▶ **PROBLEM STATEMENT**:
All of the lines below need to be copied exactly, apart from the pictures.
*** SUPPLIED MATERIAL Section Begins ***
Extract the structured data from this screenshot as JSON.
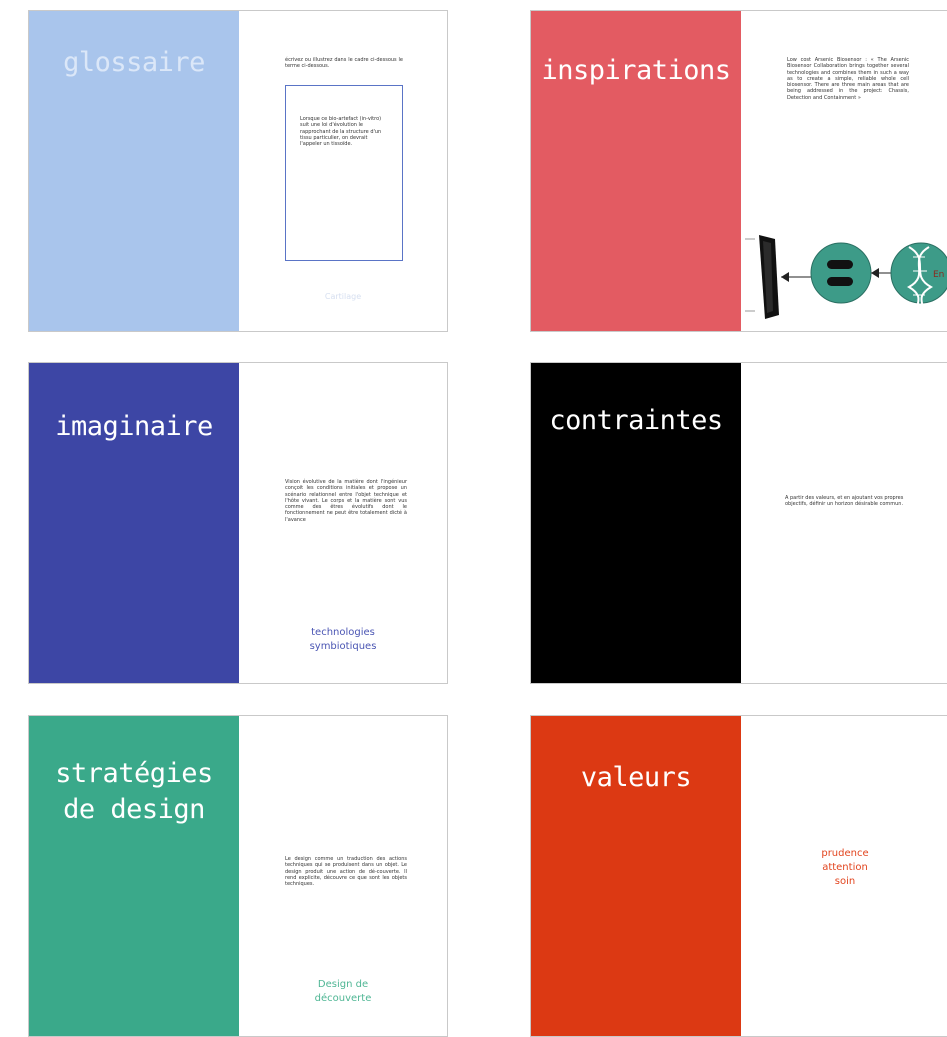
{
  "cards": [
    {
      "id": "glossaire",
      "color": "#a9c5ec",
      "title": "glossaire",
      "title_color": "#dbe7f8",
      "top_text": "écrivez ou illustrez dans le cadre ci-dessous le terme ci-dessous.",
      "box_text": "Lorsque ce bio-artefact (in-vitro) suit une loi d'évolution le rapprochant de la structure d'un tissu particulier, on devrait l'appeler un tissoïde.",
      "caption": "Cartilage",
      "caption_color": "#dfe6f3"
    },
    {
      "id": "inspirations",
      "color": "#e35b62",
      "title": "inspirations",
      "title_color": "#ffffff",
      "body": "Low cost Arsenic Biosensor : « The Arsenic Biosensor Collaboration brings together several technologies and combines them in such a way as to create a simple, reliable whole cell biosensor. There are three main areas that are being addressed in the project: Chassis, Detection and Containment »",
      "illustration_label": "En"
    },
    {
      "id": "imaginaire",
      "color": "#3d46a5",
      "title": "imaginaire",
      "title_color": "#ffffff",
      "body": "Vision évolutive de la matière dont l'ingénieur conçoit les conditions initiales et propose un scénario relationnel entre l'objet technique et l'hôte vivant. Le corps et la matière sont vus comme des êtres évolutifs dont le fonctionnement ne peut être totalement dicté à l'avance",
      "caption": [
        "technologies",
        "symbiotiques"
      ],
      "caption_color": "#4a55b3"
    },
    {
      "id": "contraintes",
      "color": "#000000",
      "title": "contraintes",
      "title_color": "#ffffff",
      "body": "A partir des valeurs, et en ajoutant vos propres objectifs, définir un horizon désirable commun."
    },
    {
      "id": "strategies",
      "color": "#3aa98a",
      "title": [
        "stratégies",
        "de design"
      ],
      "title_color": "#ffffff",
      "body": "Le design comme un traduction des actions techniques qui se produisent dans un objet. Le design produit une action de dé-couverte. Il rend explicite, découvre ce que sont les objets techniques.",
      "caption": [
        "Design de",
        "découverte"
      ],
      "caption_color": "#4fb694"
    },
    {
      "id": "valeurs",
      "color": "#dc3913",
      "title": "valeurs",
      "title_color": "#ffffff",
      "caption": [
        "prudence",
        "attention",
        "soin"
      ],
      "caption_color": "#e2451f"
    }
  ]
}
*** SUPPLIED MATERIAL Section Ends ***
▶ **RESULT OF THIS TASK**:
Extract the structured data from this screenshot as JSON.
{
  "cards": [
    {
      "id": "glossaire",
      "color": "#a9c5ec",
      "title": "glossaire",
      "title_color": "#dbe7f8",
      "top_text": "écrivez ou illustrez dans le cadre ci-dessous le terme ci-dessous.",
      "box_text": "Lorsque ce bio-artefact (in-vitro) suit une loi d'évolution le rapprochant de la structure d'un tissu particulier, on devrait l'appeler un tissoïde.",
      "caption": "Cartilage",
      "caption_color": "#dfe6f3"
    },
    {
      "id": "inspirations",
      "color": "#e35b62",
      "title": "inspirations",
      "title_color": "#ffffff",
      "body": "Low cost Arsenic Biosensor : « The Arsenic Biosensor Collaboration brings together several technologies and combines them in such a way as to create a simple, reliable whole cell biosensor. There are three main areas that are being addressed in the project: Chassis, Detection and Containment »",
      "illustration_label": "En"
    },
    {
      "id": "imaginaire",
      "color": "#3d46a5",
      "title": "imaginaire",
      "title_color": "#ffffff",
      "body": "Vision évolutive de la matière dont l'ingénieur conçoit les conditions initiales et propose un scénario relationnel entre l'objet technique et l'hôte vivant. Le corps et la matière sont vus comme des êtres évolutifs dont le fonctionnement ne peut être totalement dicté à l'avance",
      "caption": [
        "technologies",
        "symbiotiques"
      ],
      "caption_color": "#4a55b3"
    },
    {
      "id": "contraintes",
      "color": "#000000",
      "title": "contraintes",
      "title_color": "#ffffff",
      "body": "A partir des valeurs, et en ajoutant vos propres objectifs, définir un horizon désirable commun."
    },
    {
      "id": "strategies",
      "color": "#3aa98a",
      "title": [
        "stratégies",
        "de design"
      ],
      "title_color": "#ffffff",
      "body": "Le design comme un traduction des actions techniques qui se produisent dans un objet. Le design produit une action de dé-couverte. Il rend explicite, découvre ce que sont les objets techniques.",
      "caption": [
        "Design de",
        "découverte"
      ],
      "caption_color": "#4fb694"
    },
    {
      "id": "valeurs",
      "color": "#dc3913",
      "title": "valeurs",
      "title_color": "#ffffff",
      "caption": [
        "prudence",
        "attention",
        "soin"
      ],
      "caption_color": "#e2451f"
    }
  ]
}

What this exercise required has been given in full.